**PROVIDED MATERIAL**
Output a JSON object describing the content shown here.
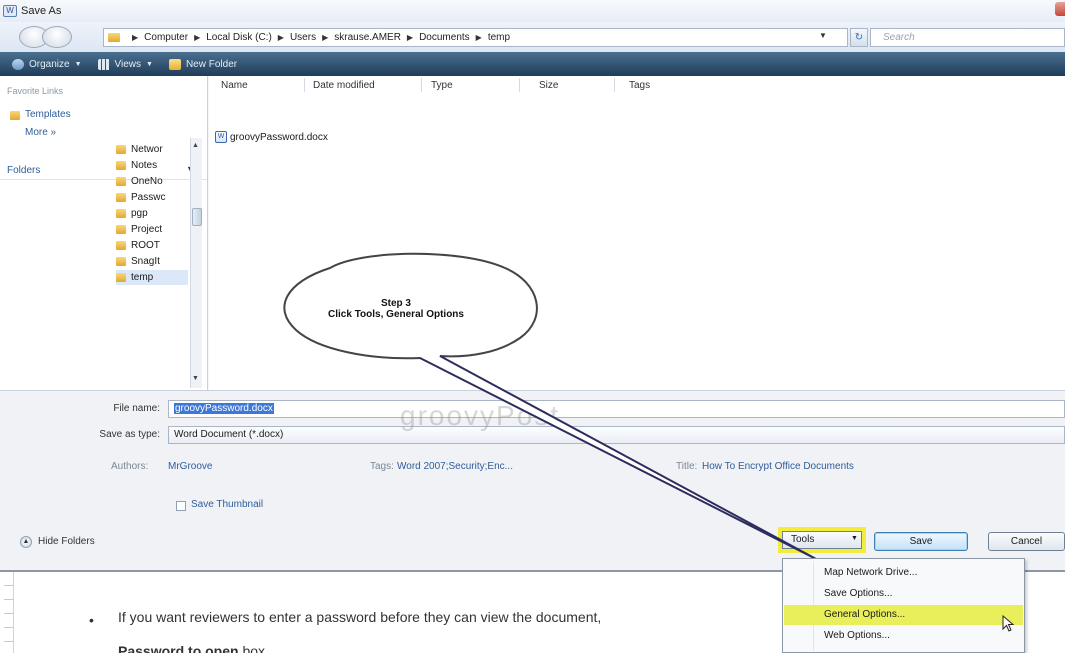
{
  "window": {
    "title": "Save As"
  },
  "address": {
    "crumbs": [
      "Computer",
      "Local Disk (C:)",
      "Users",
      "skrause.AMER",
      "Documents",
      "temp"
    ],
    "search_placeholder": "Search"
  },
  "toolbar": {
    "organize": "Organize",
    "views": "Views",
    "new_folder": "New Folder"
  },
  "nav": {
    "favorite_links_heading": "Favorite Links",
    "templates": "Templates",
    "more": "More »",
    "folders_label": "Folders",
    "folders": [
      "Networ",
      "Notes",
      "OneNo",
      "Passwc",
      "pgp",
      "Project",
      "ROOT",
      "SnagIt",
      "temp"
    ]
  },
  "filelist": {
    "columns": [
      "Name",
      "Date modified",
      "Type",
      "Size",
      "Tags"
    ],
    "files": [
      {
        "name": "groovyPassword.docx"
      }
    ]
  },
  "form": {
    "file_name_label": "File name:",
    "file_name_value": "groovyPassword.docx",
    "save_type_label": "Save as type:",
    "save_type_value": "Word Document (*.docx)",
    "authors_label": "Authors:",
    "authors_value": "MrGroove",
    "tags_label": "Tags:",
    "tags_value": "Word 2007;Security;Enc...",
    "title_label": "Title:",
    "title_value": "How To Encrypt Office Documents",
    "save_thumbnail": "Save Thumbnail",
    "hide_folders": "Hide Folders",
    "tools": "Tools",
    "save": "Save",
    "cancel": "Cancel"
  },
  "tools_menu": {
    "items": [
      "Map Network Drive...",
      "Save Options...",
      "General Options...",
      "Web Options..."
    ],
    "highlighted_item": "General Options..."
  },
  "callout": {
    "line1": "Step 3",
    "line2": "Click Tools, General Options"
  },
  "watermark": "groovyPost",
  "document": {
    "bullet_text": "If you want reviewers to enter a password before they can view the document,",
    "line2_bold": "Password to open",
    "line2_rest": " box."
  },
  "colors": {
    "highlight_yellow": "#f2ec3c",
    "toolbar_dark": "#1f3d59",
    "link_blue": "#2f5d9a",
    "selection_blue": "#3d78d8"
  }
}
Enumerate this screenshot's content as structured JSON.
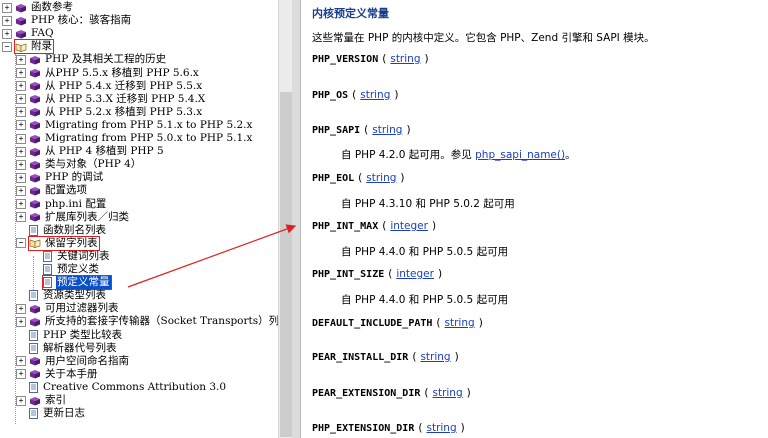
{
  "tree": {
    "items": [
      {
        "label": "函数参考",
        "expander": "+",
        "icon": "book"
      },
      {
        "label": "PHP 核心：骇客指南",
        "expander": "+",
        "icon": "book"
      },
      {
        "label": "FAQ",
        "expander": "+",
        "icon": "book"
      },
      {
        "label": "附录",
        "expander": "−",
        "icon": "book-open"
      },
      {
        "label": "PHP 及其相关工程的历史",
        "expander": "+",
        "icon": "book"
      },
      {
        "label": "从PHP 5.5.x 移植到 PHP 5.6.x",
        "expander": "+",
        "icon": "book"
      },
      {
        "label": "从 PHP 5.4.x 迁移到 PHP 5.5.x",
        "expander": "+",
        "icon": "book"
      },
      {
        "label": "从 PHP 5.3.X 迁移到 PHP 5.4.X",
        "expander": "+",
        "icon": "book"
      },
      {
        "label": "从 PHP 5.2.x 移植到 PHP 5.3.x",
        "expander": "+",
        "icon": "book"
      },
      {
        "label": "Migrating from PHP 5.1.x to PHP 5.2.x",
        "expander": "+",
        "icon": "book"
      },
      {
        "label": "Migrating from PHP 5.0.x to PHP 5.1.x",
        "expander": "+",
        "icon": "book"
      },
      {
        "label": "从 PHP 4 移植到 PHP 5",
        "expander": "+",
        "icon": "book"
      },
      {
        "label": "类与对象（PHP 4）",
        "expander": "+",
        "icon": "book"
      },
      {
        "label": "PHP 的调试",
        "expander": "+",
        "icon": "book"
      },
      {
        "label": "配置选项",
        "expander": "+",
        "icon": "book"
      },
      {
        "label": "php.ini 配置",
        "expander": "+",
        "icon": "book"
      },
      {
        "label": "扩展库列表／归类",
        "expander": "+",
        "icon": "book"
      },
      {
        "label": "函数别名列表",
        "expander": "",
        "icon": "page"
      },
      {
        "label": "保留字列表",
        "expander": "−",
        "icon": "book-open"
      },
      {
        "label": "关键词列表",
        "expander": "",
        "icon": "page"
      },
      {
        "label": "预定义类",
        "expander": "",
        "icon": "page"
      },
      {
        "label": "预定义常量",
        "expander": "",
        "icon": "page"
      },
      {
        "label": "资源类型列表",
        "expander": "",
        "icon": "page"
      },
      {
        "label": "可用过滤器列表",
        "expander": "+",
        "icon": "book"
      },
      {
        "label": "所支持的套接字传输器（Socket Transports）列",
        "expander": "+",
        "icon": "book"
      },
      {
        "label": "PHP 类型比较表",
        "expander": "",
        "icon": "page"
      },
      {
        "label": "解析器代号列表",
        "expander": "",
        "icon": "page"
      },
      {
        "label": "用户空间命名指南",
        "expander": "+",
        "icon": "book"
      },
      {
        "label": "关于本手册",
        "expander": "+",
        "icon": "book"
      },
      {
        "label": "Creative Commons Attribution 3.0",
        "expander": "",
        "icon": "page"
      },
      {
        "label": "索引",
        "expander": "+",
        "icon": "book"
      },
      {
        "label": "更新日志",
        "expander": "",
        "icon": "page"
      }
    ]
  },
  "content": {
    "title": "内核预定义常量",
    "intro": "这些常量在 PHP 的内核中定义。它包含 PHP、Zend 引擎和 SAPI 模块。",
    "constants": [
      {
        "name": "PHP_VERSION",
        "type": "string",
        "desc": "",
        "link": "",
        "desc_suffix": ""
      },
      {
        "name": "PHP_OS",
        "type": "string",
        "desc": "",
        "link": "",
        "desc_suffix": ""
      },
      {
        "name": "PHP_SAPI",
        "type": "string",
        "desc": "自 PHP 4.2.0 起可用。参见 ",
        "link": "php_sapi_name()",
        "desc_suffix": "。"
      },
      {
        "name": "PHP_EOL",
        "type": "string",
        "desc": "自 PHP 4.3.10 和 PHP 5.0.2 起可用",
        "link": "",
        "desc_suffix": ""
      },
      {
        "name": "PHP_INT_MAX",
        "type": "integer",
        "desc": "自 PHP 4.4.0 和 PHP 5.0.5 起可用",
        "link": "",
        "desc_suffix": ""
      },
      {
        "name": "PHP_INT_SIZE",
        "type": "integer",
        "desc": "自 PHP 4.4.0 和 PHP 5.0.5 起可用",
        "link": "",
        "desc_suffix": ""
      },
      {
        "name": "DEFAULT_INCLUDE_PATH",
        "type": "string",
        "desc": "",
        "link": "",
        "desc_suffix": ""
      },
      {
        "name": "PEAR_INSTALL_DIR",
        "type": "string",
        "desc": "",
        "link": "",
        "desc_suffix": ""
      },
      {
        "name": "PEAR_EXTENSION_DIR",
        "type": "string",
        "desc": "",
        "link": "",
        "desc_suffix": ""
      },
      {
        "name": "PHP_EXTENSION_DIR",
        "type": "string",
        "desc": "",
        "link": "",
        "desc_suffix": ""
      }
    ],
    "paren_open": "(",
    "paren_close": ")"
  },
  "colors": {
    "title": "#1a3e8c",
    "link": "#1a3ec0",
    "selection": "#0a50c8",
    "highlight_box": "#e02020",
    "book_icon": "#6b2a8a"
  }
}
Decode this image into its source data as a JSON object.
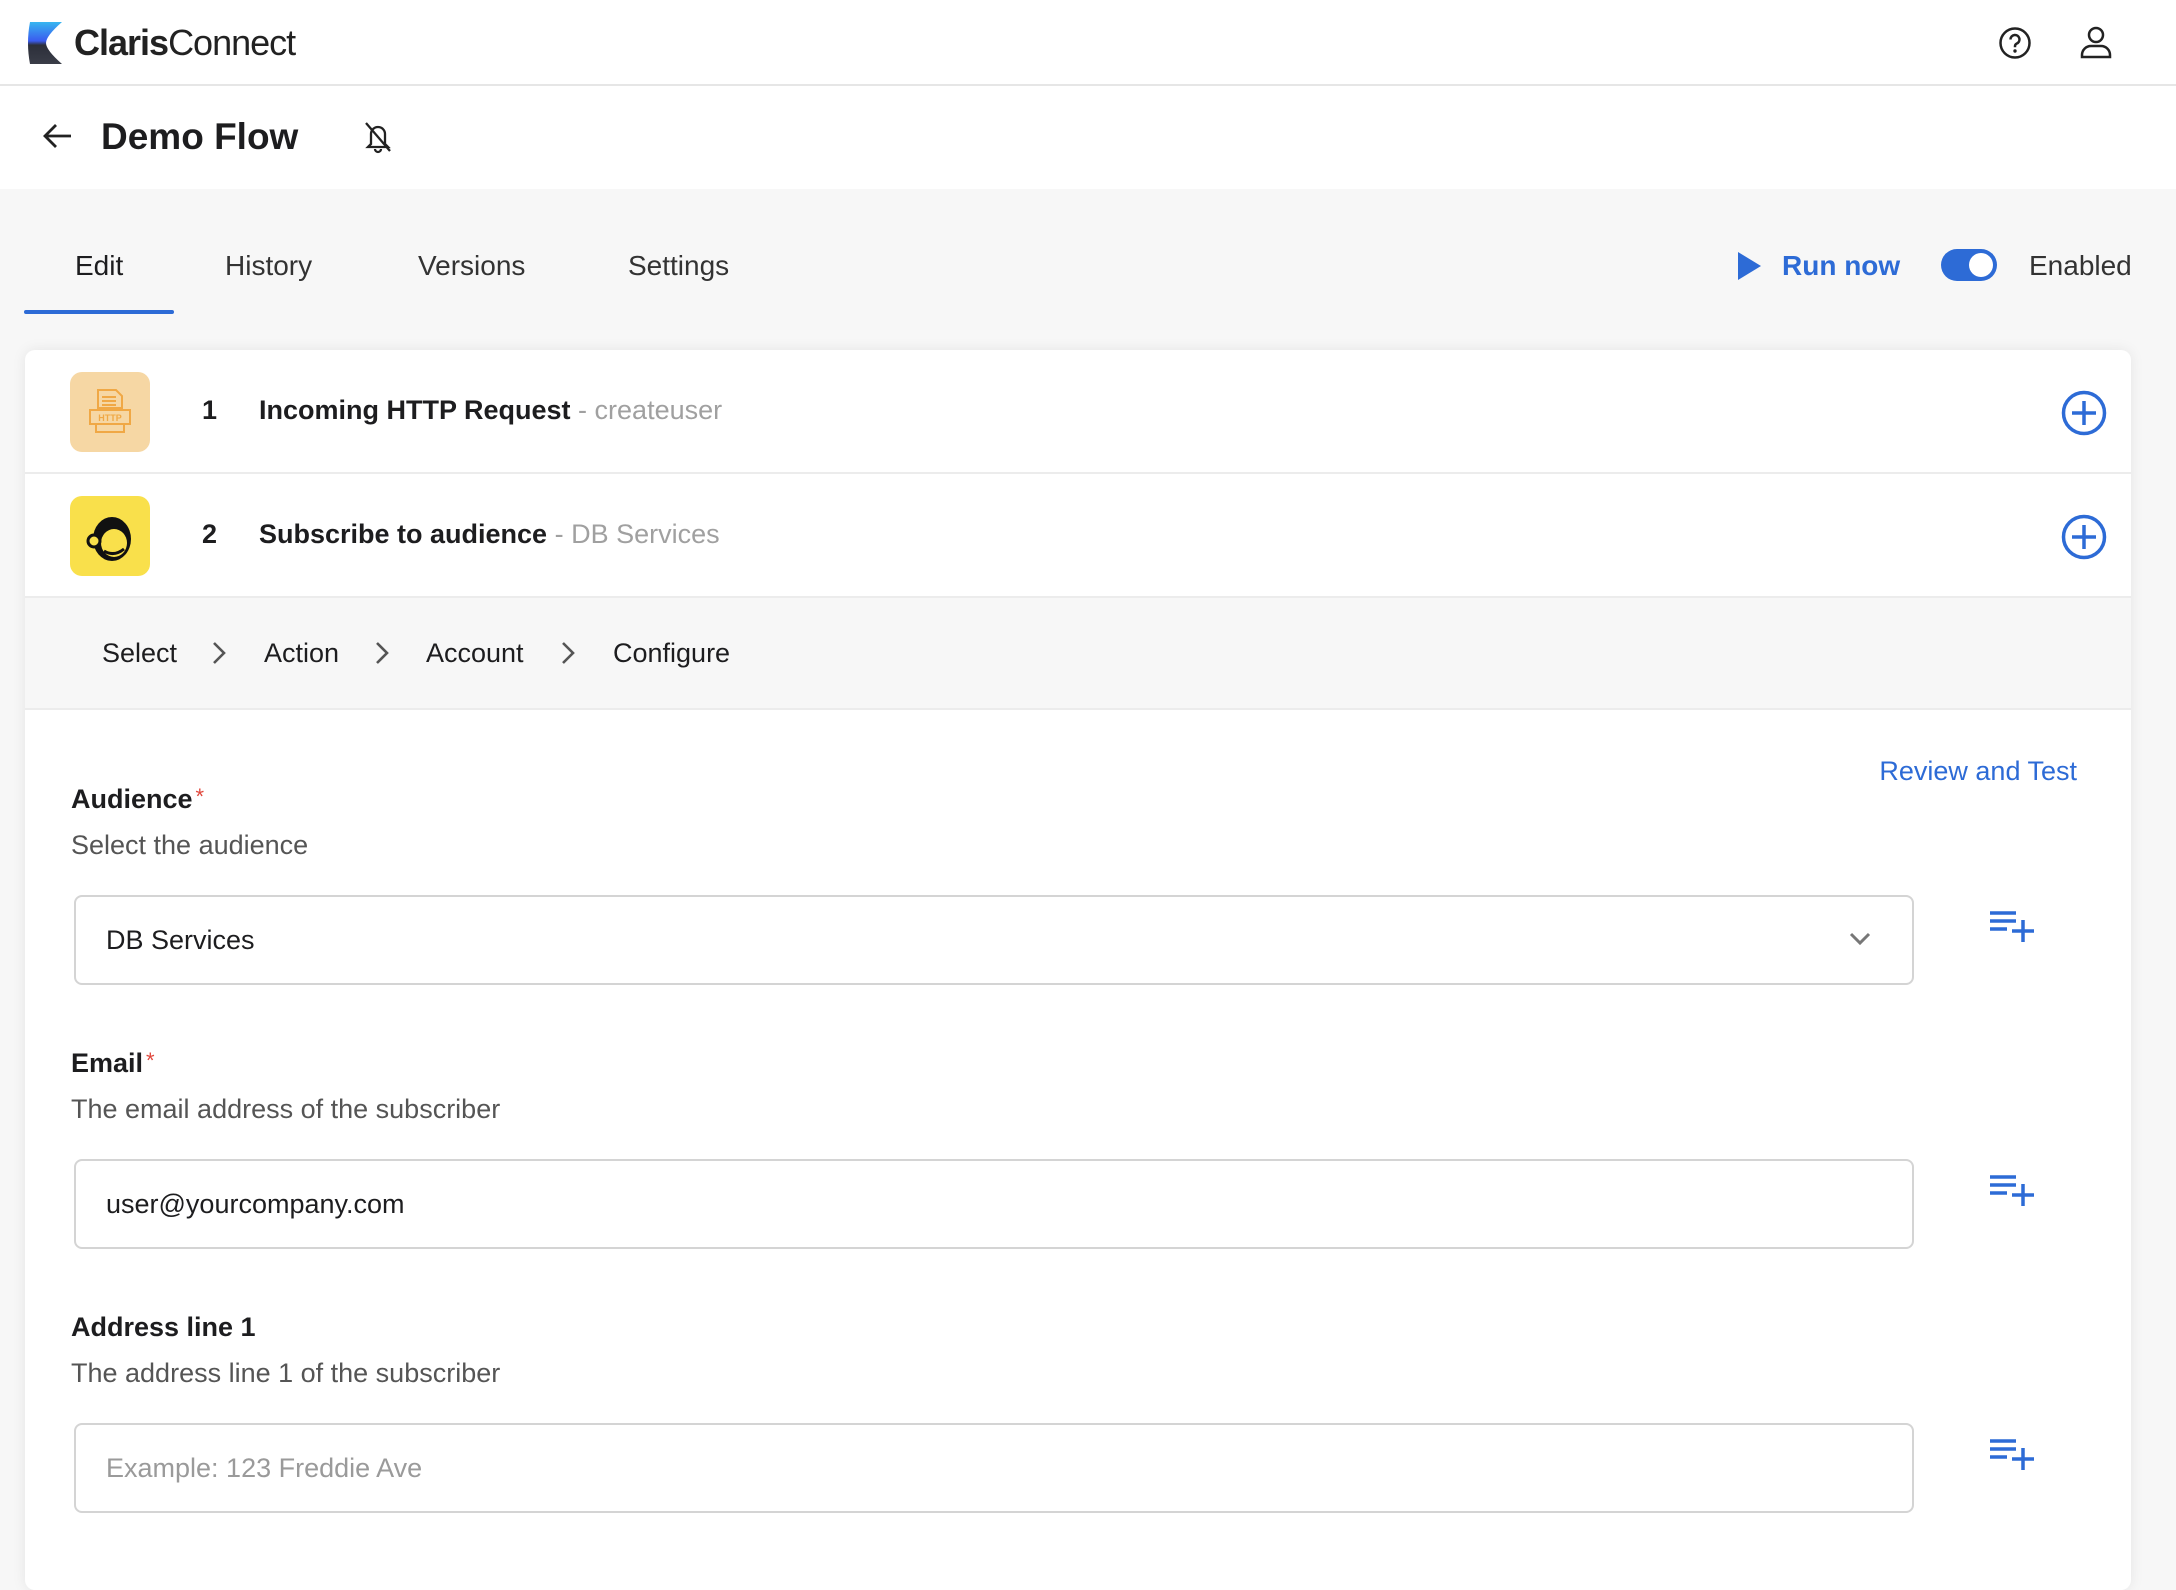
{
  "app": {
    "brand_bold": "Claris",
    "brand_light": "Connect"
  },
  "header": {
    "title": "Demo Flow"
  },
  "tabs": [
    {
      "label": "Edit"
    },
    {
      "label": "History"
    },
    {
      "label": "Versions"
    },
    {
      "label": "Settings"
    }
  ],
  "actions": {
    "run_now": "Run now",
    "enabled_label": "Enabled",
    "enabled": true
  },
  "steps": [
    {
      "number": "1",
      "title": "Incoming HTTP Request",
      "subtitle": "- createuser"
    },
    {
      "number": "2",
      "title": "Subscribe to audience",
      "subtitle": "- DB Services"
    }
  ],
  "breadcrumb": [
    "Select",
    "Action",
    "Account",
    "Configure"
  ],
  "review_link": "Review and Test",
  "fields": [
    {
      "label": "Audience",
      "required": "*",
      "description": "Select the audience",
      "value": "DB Services"
    },
    {
      "label": "Email",
      "required": "*",
      "description": "The email address of the subscriber",
      "value": "user@yourcompany.com"
    },
    {
      "label": "Address line 1",
      "description": "The address line 1 of the subscriber",
      "placeholder": "Example: 123 Freddie Ave"
    }
  ],
  "colors": {
    "accent": "#2d6bd6",
    "http_bg": "#f6d7a4",
    "mailchimp_bg": "#f9e04b"
  }
}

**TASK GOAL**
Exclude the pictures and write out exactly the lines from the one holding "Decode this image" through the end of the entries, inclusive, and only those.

**ANSWER TO THIS EXERCISE**
Decode this image into its source data as a JSON object.
{
  "app": {
    "brand_bold": "Claris",
    "brand_light": "Connect"
  },
  "header": {
    "title": "Demo Flow"
  },
  "tabs": [
    {
      "label": "Edit"
    },
    {
      "label": "History"
    },
    {
      "label": "Versions"
    },
    {
      "label": "Settings"
    }
  ],
  "actions": {
    "run_now": "Run now",
    "enabled_label": "Enabled",
    "enabled": true
  },
  "steps": [
    {
      "number": "1",
      "title": "Incoming HTTP Request",
      "subtitle": "- createuser"
    },
    {
      "number": "2",
      "title": "Subscribe to audience",
      "subtitle": "- DB Services"
    }
  ],
  "breadcrumb": [
    "Select",
    "Action",
    "Account",
    "Configure"
  ],
  "review_link": "Review and Test",
  "fields": [
    {
      "label": "Audience",
      "required": "*",
      "description": "Select the audience",
      "value": "DB Services"
    },
    {
      "label": "Email",
      "required": "*",
      "description": "The email address of the subscriber",
      "value": "user@yourcompany.com"
    },
    {
      "label": "Address line 1",
      "description": "The address line 1 of the subscriber",
      "placeholder": "Example: 123 Freddie Ave"
    }
  ],
  "colors": {
    "accent": "#2d6bd6",
    "http_bg": "#f6d7a4",
    "mailchimp_bg": "#f9e04b"
  }
}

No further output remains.